The incident that made us face our biggest fear and The appointment that changed our lives forever
My daughters and I could no longer accept that my wife’s memory issues were being caused from excessive stress and anxiety. I had just had my fifth and sixth surgeries and was recovering at home, but my wife’s condition seemed to be getting worse instead of better despite taking the anti-anxiety medicine prescribed by her doctor. One evening she left our house to drive down the street to a local eatery to pick up a take-out order and returned twenty five minutes later empty handed. She stormed through the door, looked at us and yelled; “Where the hell is Nicks, I forgot?” We all said in unison; “Its right down the street, you’ve been there like a hundred times!” With that she raced out of the house and luckily came back seven minutes later with our food. Apparently, she had been driving around the city during all that lost time looking for Nicks. Enough was enough, here she was a 52 year old college educated woman who was repeatedly asking the same questions over and over again, unable to follow simple directions, forgetting common words and now this . . . the next day I made an appointment for her with a Cognitive Neurologist.
Testing for early-onset Alzheimer’s disease
On the day of her testing we were all extremely nervous, but it was far worse for my wife who was also riding an emotional roller coaster. The series of tests would take four hours and although not physically painful, it was mentally grueling and tiring for my poor wife.

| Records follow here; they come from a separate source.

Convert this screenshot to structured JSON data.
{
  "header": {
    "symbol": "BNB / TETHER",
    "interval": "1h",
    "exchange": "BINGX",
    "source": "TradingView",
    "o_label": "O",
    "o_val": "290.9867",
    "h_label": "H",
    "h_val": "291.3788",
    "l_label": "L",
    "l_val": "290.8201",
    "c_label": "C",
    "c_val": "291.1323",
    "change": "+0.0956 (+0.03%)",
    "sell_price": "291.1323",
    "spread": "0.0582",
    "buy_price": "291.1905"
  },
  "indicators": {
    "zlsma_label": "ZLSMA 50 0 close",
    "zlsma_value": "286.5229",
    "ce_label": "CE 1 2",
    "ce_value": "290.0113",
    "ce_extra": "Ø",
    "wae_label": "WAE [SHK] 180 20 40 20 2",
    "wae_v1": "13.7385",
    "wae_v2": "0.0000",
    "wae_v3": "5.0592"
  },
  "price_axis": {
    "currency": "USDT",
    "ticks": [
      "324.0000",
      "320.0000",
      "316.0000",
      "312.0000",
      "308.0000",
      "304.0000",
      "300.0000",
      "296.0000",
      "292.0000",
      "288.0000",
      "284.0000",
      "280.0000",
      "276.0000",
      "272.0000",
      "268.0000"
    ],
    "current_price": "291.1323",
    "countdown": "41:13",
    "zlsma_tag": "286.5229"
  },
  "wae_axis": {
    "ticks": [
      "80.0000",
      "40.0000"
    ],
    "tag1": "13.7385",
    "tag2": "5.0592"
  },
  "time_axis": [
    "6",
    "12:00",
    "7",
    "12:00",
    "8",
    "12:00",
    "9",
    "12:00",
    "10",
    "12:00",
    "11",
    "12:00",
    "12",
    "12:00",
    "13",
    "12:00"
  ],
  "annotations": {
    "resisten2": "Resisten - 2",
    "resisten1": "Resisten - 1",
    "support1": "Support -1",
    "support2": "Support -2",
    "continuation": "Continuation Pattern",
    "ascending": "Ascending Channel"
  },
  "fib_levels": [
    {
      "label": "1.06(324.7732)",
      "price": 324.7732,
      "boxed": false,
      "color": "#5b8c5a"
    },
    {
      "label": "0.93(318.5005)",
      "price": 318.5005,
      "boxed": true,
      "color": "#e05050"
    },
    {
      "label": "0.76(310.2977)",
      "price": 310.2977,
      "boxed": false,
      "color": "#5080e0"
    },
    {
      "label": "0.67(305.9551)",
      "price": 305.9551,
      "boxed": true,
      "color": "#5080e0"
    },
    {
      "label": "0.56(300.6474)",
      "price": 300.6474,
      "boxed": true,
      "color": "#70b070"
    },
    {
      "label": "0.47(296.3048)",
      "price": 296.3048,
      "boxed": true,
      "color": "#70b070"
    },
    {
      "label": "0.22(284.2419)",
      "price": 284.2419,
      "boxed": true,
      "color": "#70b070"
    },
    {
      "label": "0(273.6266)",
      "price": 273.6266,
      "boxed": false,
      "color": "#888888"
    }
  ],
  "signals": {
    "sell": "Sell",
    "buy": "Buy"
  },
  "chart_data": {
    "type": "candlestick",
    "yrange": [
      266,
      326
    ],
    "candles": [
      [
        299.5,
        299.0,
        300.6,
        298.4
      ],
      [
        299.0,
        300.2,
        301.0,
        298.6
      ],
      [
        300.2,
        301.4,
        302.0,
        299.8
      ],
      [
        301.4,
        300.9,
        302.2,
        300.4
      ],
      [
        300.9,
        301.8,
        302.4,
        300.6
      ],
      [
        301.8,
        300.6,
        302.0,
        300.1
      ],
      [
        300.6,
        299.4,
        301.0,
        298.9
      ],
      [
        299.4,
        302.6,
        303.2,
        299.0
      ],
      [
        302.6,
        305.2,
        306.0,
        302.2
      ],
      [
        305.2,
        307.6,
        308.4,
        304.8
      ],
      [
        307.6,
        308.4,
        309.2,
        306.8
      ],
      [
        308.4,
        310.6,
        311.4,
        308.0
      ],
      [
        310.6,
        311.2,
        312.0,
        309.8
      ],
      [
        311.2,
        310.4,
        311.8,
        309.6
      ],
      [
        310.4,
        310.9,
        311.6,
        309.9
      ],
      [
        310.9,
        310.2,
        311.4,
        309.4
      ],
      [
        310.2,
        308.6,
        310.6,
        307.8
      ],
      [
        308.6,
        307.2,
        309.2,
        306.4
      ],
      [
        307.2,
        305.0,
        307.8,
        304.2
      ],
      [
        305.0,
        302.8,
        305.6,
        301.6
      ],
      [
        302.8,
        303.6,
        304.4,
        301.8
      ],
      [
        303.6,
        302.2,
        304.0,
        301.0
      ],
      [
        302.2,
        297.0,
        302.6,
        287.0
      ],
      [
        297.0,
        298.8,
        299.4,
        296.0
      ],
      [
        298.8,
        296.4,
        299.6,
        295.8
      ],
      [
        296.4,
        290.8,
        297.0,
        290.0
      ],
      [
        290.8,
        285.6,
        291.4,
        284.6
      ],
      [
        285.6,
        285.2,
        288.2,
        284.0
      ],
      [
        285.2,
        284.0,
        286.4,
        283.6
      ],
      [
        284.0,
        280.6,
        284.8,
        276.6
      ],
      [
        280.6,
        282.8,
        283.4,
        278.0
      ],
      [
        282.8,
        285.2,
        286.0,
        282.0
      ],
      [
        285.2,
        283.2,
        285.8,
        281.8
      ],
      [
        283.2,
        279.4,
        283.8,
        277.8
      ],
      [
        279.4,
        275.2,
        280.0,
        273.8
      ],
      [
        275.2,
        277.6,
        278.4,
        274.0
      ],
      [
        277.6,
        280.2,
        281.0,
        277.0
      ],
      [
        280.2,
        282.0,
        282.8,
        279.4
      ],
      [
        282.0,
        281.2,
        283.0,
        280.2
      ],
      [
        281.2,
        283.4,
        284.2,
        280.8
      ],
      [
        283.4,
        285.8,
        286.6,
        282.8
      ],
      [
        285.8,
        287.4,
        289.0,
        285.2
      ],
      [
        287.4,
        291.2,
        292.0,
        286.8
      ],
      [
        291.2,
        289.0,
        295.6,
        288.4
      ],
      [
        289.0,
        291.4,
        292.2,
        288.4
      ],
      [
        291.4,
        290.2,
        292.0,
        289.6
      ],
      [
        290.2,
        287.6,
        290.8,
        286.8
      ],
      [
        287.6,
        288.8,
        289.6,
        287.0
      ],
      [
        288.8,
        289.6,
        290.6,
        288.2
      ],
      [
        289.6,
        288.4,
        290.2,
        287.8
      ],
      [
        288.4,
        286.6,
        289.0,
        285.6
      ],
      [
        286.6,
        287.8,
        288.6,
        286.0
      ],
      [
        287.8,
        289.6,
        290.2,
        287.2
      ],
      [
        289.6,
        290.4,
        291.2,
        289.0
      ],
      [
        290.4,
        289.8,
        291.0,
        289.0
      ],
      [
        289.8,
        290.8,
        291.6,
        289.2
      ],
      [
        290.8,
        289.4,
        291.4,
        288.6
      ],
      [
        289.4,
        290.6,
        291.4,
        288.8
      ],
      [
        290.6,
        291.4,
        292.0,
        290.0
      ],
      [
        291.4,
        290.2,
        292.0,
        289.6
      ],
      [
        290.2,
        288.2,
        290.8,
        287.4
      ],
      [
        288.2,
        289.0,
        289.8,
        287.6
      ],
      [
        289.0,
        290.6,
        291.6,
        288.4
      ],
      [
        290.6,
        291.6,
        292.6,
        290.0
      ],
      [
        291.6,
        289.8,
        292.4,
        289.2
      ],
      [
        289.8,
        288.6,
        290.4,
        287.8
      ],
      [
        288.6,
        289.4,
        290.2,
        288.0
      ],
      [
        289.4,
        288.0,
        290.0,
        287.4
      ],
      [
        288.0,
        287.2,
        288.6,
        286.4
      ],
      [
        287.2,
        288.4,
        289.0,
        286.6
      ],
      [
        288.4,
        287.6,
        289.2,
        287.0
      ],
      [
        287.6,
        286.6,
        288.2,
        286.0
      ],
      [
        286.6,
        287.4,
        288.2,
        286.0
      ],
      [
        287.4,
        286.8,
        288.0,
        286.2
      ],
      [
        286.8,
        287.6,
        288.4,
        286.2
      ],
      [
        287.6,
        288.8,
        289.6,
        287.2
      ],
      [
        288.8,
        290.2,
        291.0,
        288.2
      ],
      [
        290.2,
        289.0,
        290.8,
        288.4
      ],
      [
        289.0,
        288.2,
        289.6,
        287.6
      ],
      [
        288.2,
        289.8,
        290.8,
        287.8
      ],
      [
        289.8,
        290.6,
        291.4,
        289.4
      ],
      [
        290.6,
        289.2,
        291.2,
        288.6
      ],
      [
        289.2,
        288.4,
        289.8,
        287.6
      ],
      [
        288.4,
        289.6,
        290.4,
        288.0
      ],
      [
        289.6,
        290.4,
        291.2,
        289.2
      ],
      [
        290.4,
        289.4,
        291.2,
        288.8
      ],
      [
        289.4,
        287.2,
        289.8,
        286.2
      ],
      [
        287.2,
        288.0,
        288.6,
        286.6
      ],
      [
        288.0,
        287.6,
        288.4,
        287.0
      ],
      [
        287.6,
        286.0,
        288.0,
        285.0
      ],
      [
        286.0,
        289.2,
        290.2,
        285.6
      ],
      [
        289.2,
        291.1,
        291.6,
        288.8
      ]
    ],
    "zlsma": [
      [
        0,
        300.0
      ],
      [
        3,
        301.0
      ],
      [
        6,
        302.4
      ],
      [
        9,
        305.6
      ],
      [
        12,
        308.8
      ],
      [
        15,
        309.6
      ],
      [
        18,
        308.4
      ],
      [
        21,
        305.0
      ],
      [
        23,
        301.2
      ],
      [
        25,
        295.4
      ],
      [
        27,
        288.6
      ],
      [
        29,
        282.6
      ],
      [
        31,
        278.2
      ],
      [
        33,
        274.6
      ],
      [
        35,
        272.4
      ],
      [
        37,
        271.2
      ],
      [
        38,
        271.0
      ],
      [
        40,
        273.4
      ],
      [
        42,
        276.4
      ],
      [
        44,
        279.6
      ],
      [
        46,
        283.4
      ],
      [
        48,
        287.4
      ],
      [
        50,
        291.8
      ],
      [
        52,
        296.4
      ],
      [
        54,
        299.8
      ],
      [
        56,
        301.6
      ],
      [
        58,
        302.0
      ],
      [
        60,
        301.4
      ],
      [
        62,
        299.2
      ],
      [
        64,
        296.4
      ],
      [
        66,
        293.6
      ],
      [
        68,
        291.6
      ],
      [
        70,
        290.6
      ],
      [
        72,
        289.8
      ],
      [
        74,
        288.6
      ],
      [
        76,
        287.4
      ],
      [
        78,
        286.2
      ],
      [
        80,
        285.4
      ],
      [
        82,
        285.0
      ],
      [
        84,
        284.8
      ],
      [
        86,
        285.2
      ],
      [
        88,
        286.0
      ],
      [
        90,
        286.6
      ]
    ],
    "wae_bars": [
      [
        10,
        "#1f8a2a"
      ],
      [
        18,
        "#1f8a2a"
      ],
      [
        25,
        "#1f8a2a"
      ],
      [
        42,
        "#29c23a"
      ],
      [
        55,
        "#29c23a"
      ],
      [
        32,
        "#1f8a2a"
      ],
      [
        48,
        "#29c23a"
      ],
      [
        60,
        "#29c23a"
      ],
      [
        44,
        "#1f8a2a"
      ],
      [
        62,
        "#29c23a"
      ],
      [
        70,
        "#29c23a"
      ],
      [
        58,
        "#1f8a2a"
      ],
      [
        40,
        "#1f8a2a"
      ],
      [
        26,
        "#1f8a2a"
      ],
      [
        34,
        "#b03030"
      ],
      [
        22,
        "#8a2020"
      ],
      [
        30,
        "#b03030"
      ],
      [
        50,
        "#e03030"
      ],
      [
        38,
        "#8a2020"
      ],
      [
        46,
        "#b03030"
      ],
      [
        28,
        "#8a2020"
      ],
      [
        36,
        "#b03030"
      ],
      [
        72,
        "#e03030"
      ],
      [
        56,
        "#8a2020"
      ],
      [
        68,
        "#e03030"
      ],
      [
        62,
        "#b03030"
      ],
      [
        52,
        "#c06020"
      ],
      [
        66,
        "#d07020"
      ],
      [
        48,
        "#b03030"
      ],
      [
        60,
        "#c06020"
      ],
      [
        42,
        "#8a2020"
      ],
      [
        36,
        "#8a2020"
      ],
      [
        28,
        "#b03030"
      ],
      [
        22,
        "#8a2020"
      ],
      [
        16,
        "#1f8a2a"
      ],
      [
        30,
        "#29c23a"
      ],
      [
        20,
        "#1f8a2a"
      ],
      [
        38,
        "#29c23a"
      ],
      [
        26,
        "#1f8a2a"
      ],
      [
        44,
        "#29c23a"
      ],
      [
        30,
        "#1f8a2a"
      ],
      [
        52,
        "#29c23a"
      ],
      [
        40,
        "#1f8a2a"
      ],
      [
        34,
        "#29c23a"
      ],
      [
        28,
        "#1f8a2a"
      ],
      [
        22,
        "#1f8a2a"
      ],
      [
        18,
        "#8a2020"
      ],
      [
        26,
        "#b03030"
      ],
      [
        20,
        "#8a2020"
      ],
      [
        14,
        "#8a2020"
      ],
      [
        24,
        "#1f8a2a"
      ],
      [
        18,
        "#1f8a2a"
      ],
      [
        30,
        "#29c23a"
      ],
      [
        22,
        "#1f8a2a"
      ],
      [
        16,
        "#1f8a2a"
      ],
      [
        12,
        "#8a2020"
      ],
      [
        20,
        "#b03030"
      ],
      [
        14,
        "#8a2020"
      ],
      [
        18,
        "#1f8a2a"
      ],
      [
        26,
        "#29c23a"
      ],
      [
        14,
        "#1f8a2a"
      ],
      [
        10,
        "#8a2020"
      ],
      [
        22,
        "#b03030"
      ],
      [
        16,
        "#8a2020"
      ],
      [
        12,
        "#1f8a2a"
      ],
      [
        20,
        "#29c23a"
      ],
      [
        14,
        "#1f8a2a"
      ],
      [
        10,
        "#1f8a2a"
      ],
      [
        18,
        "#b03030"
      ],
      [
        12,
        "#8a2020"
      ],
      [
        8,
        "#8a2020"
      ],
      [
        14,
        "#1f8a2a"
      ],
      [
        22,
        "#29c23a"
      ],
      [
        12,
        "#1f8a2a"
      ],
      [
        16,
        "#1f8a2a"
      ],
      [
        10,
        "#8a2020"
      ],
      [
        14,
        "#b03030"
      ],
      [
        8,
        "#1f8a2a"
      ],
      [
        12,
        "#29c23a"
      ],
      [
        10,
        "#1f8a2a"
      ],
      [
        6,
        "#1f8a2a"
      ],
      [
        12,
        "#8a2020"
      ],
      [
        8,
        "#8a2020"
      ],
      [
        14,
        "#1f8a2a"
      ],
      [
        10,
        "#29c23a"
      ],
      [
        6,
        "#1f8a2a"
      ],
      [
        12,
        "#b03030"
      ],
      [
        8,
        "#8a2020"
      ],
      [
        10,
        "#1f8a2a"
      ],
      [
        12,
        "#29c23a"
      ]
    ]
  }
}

According to http://familydoctor.org/familydoctor/en/diseases-conditions/alzheimers-disease/alzheimers-disease-diagnosis-tests.html there isn’t one specific test that can prove with certainty or one hundred percent accuracy that a person has any type of Alzheimer’s disease until after death when an autopsy of the brain is performed. Diagnosing early-onset may take some time as it includes a multitude of tests including;
- · Questions about current health and medical history
- · Questions about daily routines and behavioral changes
- · Mental exam to test your memory, problem solving, attention and language abilities
- · Perform medical tests such as blood or urine
- · Perform brain scans to look for problems, such as stroke, that may be causing your symptoms
When all the testing for that day was completed, we were told it would take the doctor’s about 4 weeks to review the tests and give us some answers. In the meantime, my wife would have to undergo both an MRI and SPEC scan of the brain to be included as part of the testing and diagnosing.
Four weeks felt like an eternity to us and even though we tried to live our daily lives as normally as possible, individually, we couldn’t escape thinking about my wife’s next appointment with the Neurologist. The day had finally arrived and if nothing else, we were going to find out some answers. After all was said and done, the doctor had the very unpleasant task of informing my wife and I that she had early-onset Alzheimer’s disease. Neither of us knew how to react to what he just told us, but we both began to cry. My wife buried her head between my neck and shoulder and sobbed. So many questions ran through both our heads and yet, we couldn’t verbalize a single one. After a couple of minutes, a box of tissues and a glass of water, we were ready to talk and find out my wife’s options and form a game plan. The first thing the doctor said to my wife was; “This is not a death sentence, great strides have been made in both the treatment and medication for Alzheimer’s and even better ones are on their way very soon, you have to keep the faith!” And so our journey began . . .
Please be sure to look for part 3; Treatment, experiences and surviving early-onset Alzheimer’s